Amitav Ghosh has written so much on imperial relations and imperial transactions in his fictions that he seems to have concentrated almost entirely on this aspect of our historical experience. Therefore it is always interesting to read him on the subject. Readers who have read In an Antique Land will remember his comments on imperialism over there. Another book that frequently examines issues of empire is Imam and the Indian. He has written several journalistic pieces on current affairs which also take up the question of imperial tendencies. Below I quote from an article that appeared in The Newyorker on 7.4.2003 and is available at his homepage here.
Empire cannot be the object of universal human aspirations. In a world run by empires, some people are rulers and some are the ruled: It is impossible to think of a situation where all peoples possess an empire. On the other hand, the idea of the nation-state, for all its failings, holds the great advantage that it can indeed be generalized to all peoples everywhere. The proposition that every human being should belong to a nation and that all nations should be equal is not a contradiction in terms, although it may well be utterly unfounded as a description of the real world.

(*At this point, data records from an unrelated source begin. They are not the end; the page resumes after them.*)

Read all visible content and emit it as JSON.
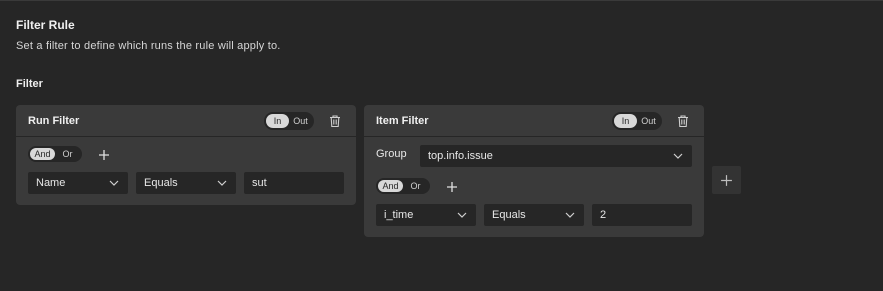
{
  "header": {
    "title": "Filter Rule",
    "description": "Set a filter to define which runs the rule will apply to.",
    "section_label": "Filter"
  },
  "run_filter": {
    "title": "Run Filter",
    "toggle": {
      "in": "In",
      "out": "Out",
      "selected": "In"
    },
    "logic": {
      "and": "And",
      "or": "Or",
      "selected": "And"
    },
    "condition": {
      "field": "Name",
      "operator": "Equals",
      "value": "sut"
    }
  },
  "item_filter": {
    "title": "Item Filter",
    "toggle": {
      "in": "In",
      "out": "Out",
      "selected": "In"
    },
    "group_label": "Group",
    "group_value": "top.info.issue",
    "logic": {
      "and": "And",
      "or": "Or",
      "selected": "And"
    },
    "condition": {
      "field": "i_time",
      "operator": "Equals",
      "value": "2"
    }
  },
  "icons": {
    "trash": "trash-icon",
    "plus": "plus-icon",
    "chevron": "chevron-down-icon"
  },
  "colors": {
    "background": "#262626",
    "card": "#3a3a3a",
    "field": "#262626",
    "toggle_active": "#d8d8d8",
    "text": "#e6e6e6"
  }
}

It is precisely the exclusivism of empire that makes it a program for ever-increasing conflict. If the mark of success for a nation consists of the possession of an empire, then it follows that every nation that wants to achieve success must aspire to an empire. That is why the twentieth century was a period of such cataclysmic conflict: emergent powers like Germany and Japan wanted empires as proof of their success. Those who embrace the idea of empire frequently cite the advantages of an imperial peace over the disorder of the current world situation. This disregards the fact that the peace of the British, French and Austro-Hungarian empires was purchased at the cost of a destabiliza-tion so radical as to generate the two greatest conflicts in human history: the world wars. Because of the proliferation of weapons of mass destruction, there can be no doubt that a twenty-first-century empire would have consequences graver still.
An imperium also generates an unstoppable push toward overreach, which is one of the reasons it is a charter for destabilization. This is not only because of an empire’s inherent tendency to expand; there is another reason, so simple as often to go unnoticed. The knowledge that an imperial center can be induced to intervene in local disputes, at a certain price, is itself an incentive for lesser players to provoke intervention. I remember an occasion a few years ago when one of the leaders of a minor and utterly hopeless insurgency asked me: What kind of death toll do you think we need to get the United States to intervene here?
There can be no doubt that political catastrophes can often be prevented by multilateral intervention, and clearly such actions are sometimes necessary. But it is also true that in certain circumstances the very prospect of intervention can, as it were, become an incentive for the escalation of violence. The reason the idea of empire appeals to many liberals is that it appears to offer a means of bettering the world’s predicament. History shows us, unfortunately, that the road to empire is all too often paved with good intentions.